The Auditor-General will provide an independent review of the management of personal protective equipment, or PPE.
The review will cover how the Ministry of Health manages stock, ensures an adequate supply, and distributes the gear.
The Office of the Auditor-General (OAG) said it would not physically inspect stock levels because staff could not visit storage locations in the current environment.
The review would not cover the Ministry's clinical guidance on PPE use, but would look at the controls over procurement, distribution to district health boards and other health services, and controls over stock levels.
"We will report on how the Ministry is responding to challenges and recommend improvements where appropriate," a statement from OAG said.
It expected to take four weeks to complete the review and would report publicly on the findings.
OAG declined RNZ's request for an interview.
Its statement said: "The Ministry has needed to move quickly to address the current needs".
"In particular, it has needed to set up new approaches to national reserves and stock levels, ordering, freight management, distribution, and advice on the appropriate use of PPE.
"The Ministry's priority is dealing with the Covid-19 situation and our work will be designed to minimise any disruption and use of Ministry staff's time."

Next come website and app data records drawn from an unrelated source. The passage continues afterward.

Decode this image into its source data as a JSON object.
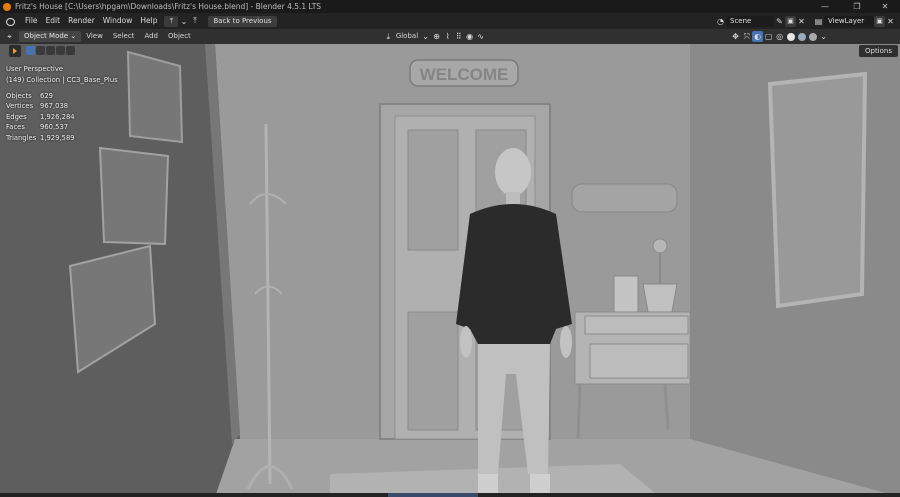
{
  "window": {
    "title": "Fritz's House [C:\\Users\\hpgam\\Downloads\\Fritz's House.blend] - Blender 4.5.1 LTS",
    "minimize": "—",
    "maximize": "❐",
    "close": "✕"
  },
  "menubar": {
    "items": [
      "File",
      "Edit",
      "Render",
      "Window",
      "Help"
    ],
    "back_button": "Back to Previous",
    "scene_label": "Scene",
    "viewlayer_label": "ViewLayer"
  },
  "header": {
    "mode": "Object Mode",
    "menus": [
      "View",
      "Select",
      "Add",
      "Object"
    ],
    "orientation": "Global",
    "options": "Options"
  },
  "overlay": {
    "view_name": "User Perspective",
    "collection": "(149) Collection | CC3_Base_Plus"
  },
  "stats": [
    {
      "label": "Objects",
      "value": "629"
    },
    {
      "label": "Vertices",
      "value": "967,038"
    },
    {
      "label": "Edges",
      "value": "1,926,284"
    },
    {
      "label": "Faces",
      "value": "960,537"
    },
    {
      "label": "Triangles",
      "value": "1,929,589"
    }
  ],
  "scene": {
    "sign_text": "WELCOME"
  },
  "colors": {
    "accent": "#e87d0d",
    "header": "#303030",
    "viewport_bg": "#8a8a8a",
    "active_blue": "#4772b3"
  }
}
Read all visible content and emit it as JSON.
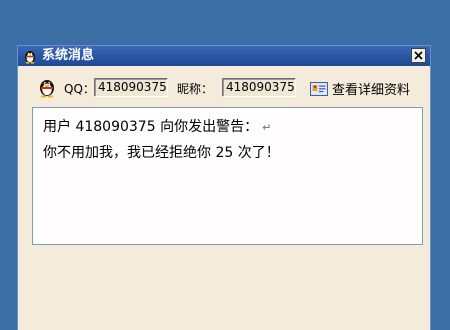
{
  "window": {
    "title": "系统消息",
    "colors": {
      "titlebar": "#2b56a4",
      "body": "#f4ebdb",
      "desktop": "#3a6ea5"
    }
  },
  "info": {
    "qq_label": "QQ：",
    "qq_value": "418090375",
    "nickname_label": "昵称：",
    "nickname_value": "418090375",
    "details_link": "查看详细资料"
  },
  "message": {
    "line1": "用户 418090375 向你发出警告：",
    "return_mark": "↵",
    "line2": "你不用加我，我已经拒绝你 25 次了！"
  },
  "icons": {
    "title": "penguin-icon",
    "close": "close-icon",
    "qq": "penguin-icon",
    "details": "id-card-icon"
  }
}
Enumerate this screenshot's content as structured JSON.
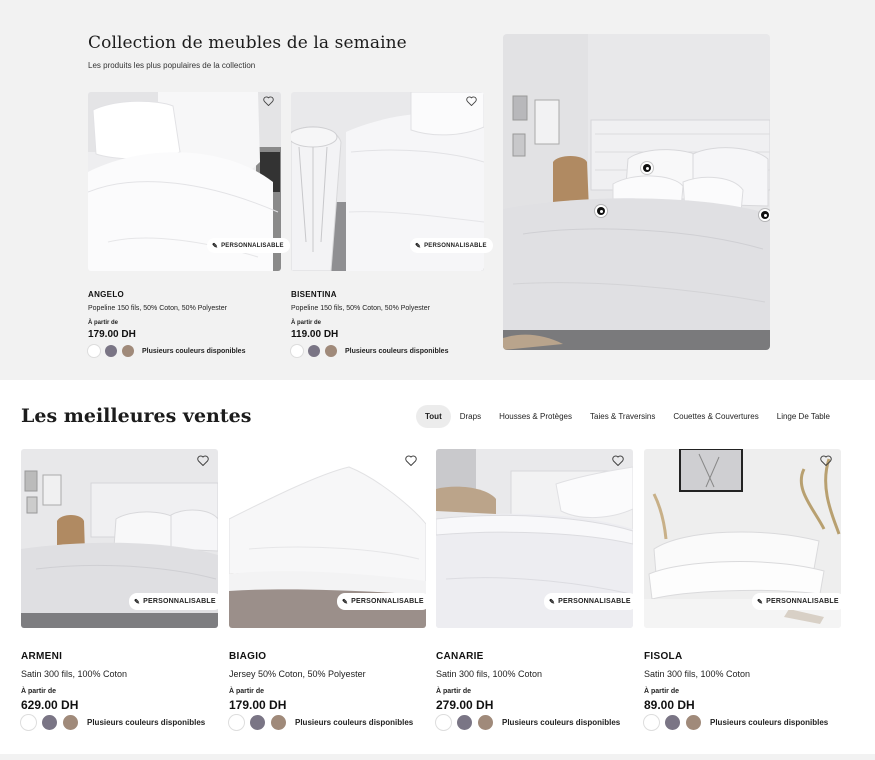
{
  "featured": {
    "title": "Collection de meubles de la semaine",
    "subtitle": "Les produits les plus populaires de la collection",
    "products": [
      {
        "name": "ANGELO",
        "desc": "Popeline 150 fils, 50% Coton, 50% Polyester",
        "from_label": "À partir de",
        "price": "179.00 DH",
        "badge": "PERSONNALISABLE",
        "colors_label": "Plusieurs couleurs disponibles"
      },
      {
        "name": "BISENTINA",
        "desc": "Popeline 150 fils, 50% Coton, 50% Polyester",
        "from_label": "À partir de",
        "price": "119.00 DH",
        "badge": "PERSONNALISABLE",
        "colors_label": "Plusieurs couleurs disponibles"
      }
    ]
  },
  "bestsellers": {
    "title": "Les meilleures ventes",
    "tabs": [
      "Tout",
      "Draps",
      "Housses & Protèges",
      "Taies & Traversins",
      "Couettes & Couvertures",
      "Linge De Table"
    ],
    "active_tab": "Tout",
    "products": [
      {
        "name": "ARMENI",
        "desc": "Satin 300 fils, 100% Coton",
        "from_label": "À partir de",
        "price": "629.00 DH",
        "badge": "PERSONNALISABLE",
        "colors_label": "Plusieurs couleurs disponibles"
      },
      {
        "name": "BIAGIO",
        "desc": "Jersey 50% Coton, 50% Polyester",
        "from_label": "À partir de",
        "price": "179.00 DH",
        "badge": "PERSONNALISABLE",
        "colors_label": "Plusieurs couleurs disponibles"
      },
      {
        "name": "CANARIE",
        "desc": "Satin 300 fils, 100% Coton",
        "from_label": "À partir de",
        "price": "279.00 DH",
        "badge": "PERSONNALISABLE",
        "colors_label": "Plusieurs couleurs disponibles"
      },
      {
        "name": "FISOLA",
        "desc": "Satin 300 fils, 100% Coton",
        "from_label": "À partir de",
        "price": "89.00 DH",
        "badge": "PERSONNALISABLE",
        "colors_label": "Plusieurs couleurs disponibles"
      }
    ]
  },
  "swatch_colors": [
    "#ffffff",
    "#7a7585",
    "#a08a7a"
  ],
  "icons": {
    "favorite": "heart-outline-icon",
    "customize": "magic-wand-icon",
    "hotspot": "hotspot-dot-icon"
  }
}
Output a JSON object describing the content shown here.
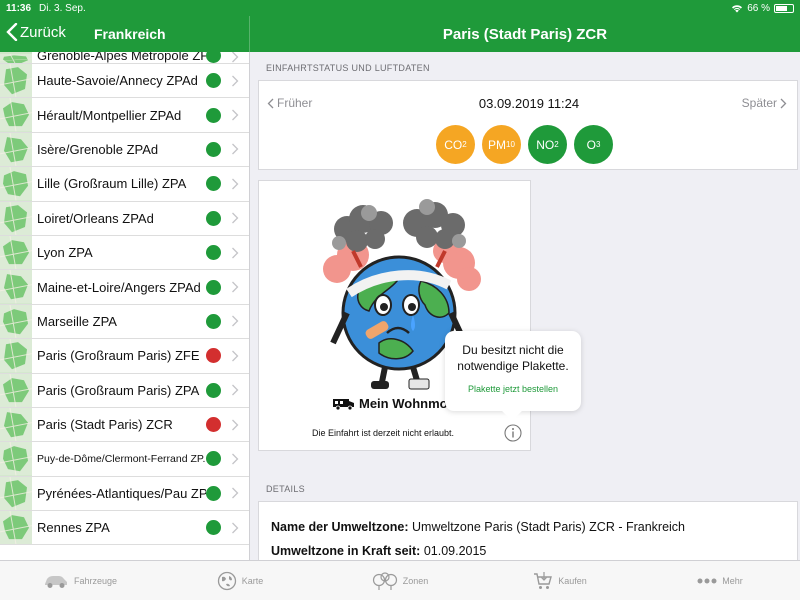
{
  "statusbar": {
    "time": "11:36",
    "date": "Di. 3. Sep.",
    "battery": "66 %",
    "battery_level": 0.66
  },
  "navbar": {
    "back_label": "Zurück",
    "list_title": "Frankreich",
    "detail_title": "Paris (Stadt Paris) ZCR"
  },
  "zones": [
    {
      "name": "Grenoble-Alpes Métropole ZPA",
      "status": "green",
      "partial": true
    },
    {
      "name": "Haute-Savoie/Annecy ZPAd",
      "status": "green"
    },
    {
      "name": "Hérault/Montpellier ZPAd",
      "status": "green"
    },
    {
      "name": "Isère/Grenoble ZPAd",
      "status": "green"
    },
    {
      "name": "Lille (Großraum Lille) ZPA",
      "status": "green"
    },
    {
      "name": "Loiret/Orleans ZPAd",
      "status": "green"
    },
    {
      "name": "Lyon ZPA",
      "status": "green"
    },
    {
      "name": "Maine-et-Loire/Angers ZPAd",
      "status": "green"
    },
    {
      "name": "Marseille ZPA",
      "status": "green"
    },
    {
      "name": "Paris (Großraum Paris) ZFE",
      "status": "red"
    },
    {
      "name": "Paris (Großraum Paris) ZPA",
      "status": "green"
    },
    {
      "name": "Paris (Stadt Paris) ZCR",
      "status": "red"
    },
    {
      "name": "Puy-de-Dôme/Clermont-Ferrand ZP...",
      "status": "green",
      "small": true
    },
    {
      "name": "Pyrénées-Atlantiques/Pau ZPAd",
      "status": "green"
    },
    {
      "name": "Rennes ZPA",
      "status": "green"
    }
  ],
  "status_section": {
    "header": "EINFAHRTSTATUS UND LUFTDATEN",
    "prev_label": "Früher",
    "next_label": "Später",
    "datetime": "03.09.2019 11:24"
  },
  "pollutants": [
    {
      "base": "CO",
      "sub": "2",
      "color": "#f5a623"
    },
    {
      "base": "PM",
      "sub": "10",
      "color": "#f5a623"
    },
    {
      "base": "NO",
      "sub": "2",
      "color": "#1f9a3a"
    },
    {
      "base": "O",
      "sub": "3",
      "color": "#1f9a3a"
    }
  ],
  "vehicle": {
    "name": "Mein Wohnmobil",
    "entry_text": "Die Einfahrt ist derzeit nicht erlaubt."
  },
  "tooltip": {
    "message": "Du besitzt nicht die notwendige Plakette.",
    "order_label": "Plakette jetzt bestellen"
  },
  "details": {
    "header": "DETAILS",
    "zone_label": "Name der Umweltzone:",
    "zone_value": "Umweltzone Paris (Stadt Paris) ZCR - Frankreich",
    "since_label": "Umweltzone in Kraft seit:",
    "since_value": "01.09.2015"
  },
  "tabs": [
    {
      "label": "Fahrzeuge",
      "icon": "car-icon"
    },
    {
      "label": "Karte",
      "icon": "globe-icon"
    },
    {
      "label": "Zonen",
      "icon": "zones-icon"
    },
    {
      "label": "Kaufen",
      "icon": "cart-icon"
    },
    {
      "label": "Mehr",
      "icon": "more-icon"
    }
  ],
  "colors": {
    "brand_green": "#1f9a3a",
    "status_green": "#1f9a3a",
    "status_red": "#d32f2f",
    "warning_orange": "#f5a623"
  }
}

The union that represents residential aged care workers, E tū, praised the announcement.
E tū national secretary Bill Newson said anything that could be done to improve the provision of PPE was very good.
"It's all very well to have a policy and plan and have the best intentions, but we need the appropriate PPE gear to be available.
"You hesitate to talk about victories in a difficult and tragic situation, but [this review] is a very good thing for working people."
The union has been putting pressure on the Ministry since last month, saying those in care workers roles needed good access to PPE.
"It's been an issue all along - the gap between intention and declared policy and what working people can actually get their hands on on the day.
Newson said the pressure on PPE supplies would become more acute with the transition back to level 3 this coming Monday night.
"Over the last few weeks it's been an issue for essential workers but that issue is going to broaden out. More people are going to need it, so I think it'll be a bigger issue."
"We've got that date after Anzac Day when people have got to be back at work. It's got to be Covid-safe work. PPE's a big part of that."
Others on the frontline welcomed the review, but were nervous the shift to level 3 next week would place more pressure on the stretched supplies.
The nurse's union said that in the fourth week of lockdown, access to PPE was still a concern for some healthcare workers.
New Zealand Nurse's Organisation kaiwhakahaere Kerri Nuku said it was a shame healthcare workers had to wait so long for it to begin.
"Every time we've raised issue where there's been shortages we've seen an immediate response from the district health boards to fix the problem and that's been great, but it's not okay that we either have to go to media or raise these problems before the tension is addressed."
Nuku said the NZNO expected there to be spikes in transmission once people started moving about more.
"Once we start to increase the bubbles, the likelihood of transmission may increase, and that's where PPE becomes really critical to ensure we have that steady supply of stock as we need it."
She said the NZNO had been vocal about PPE supply for a month as it did not want to see nurses in New Zealand face the major shortage issues that had been seen in places like the US.
"We would certainly like to hope that if there's a future pandemic that we're not in the same place as nurses or healthcare professionals asking for access to PPE gear."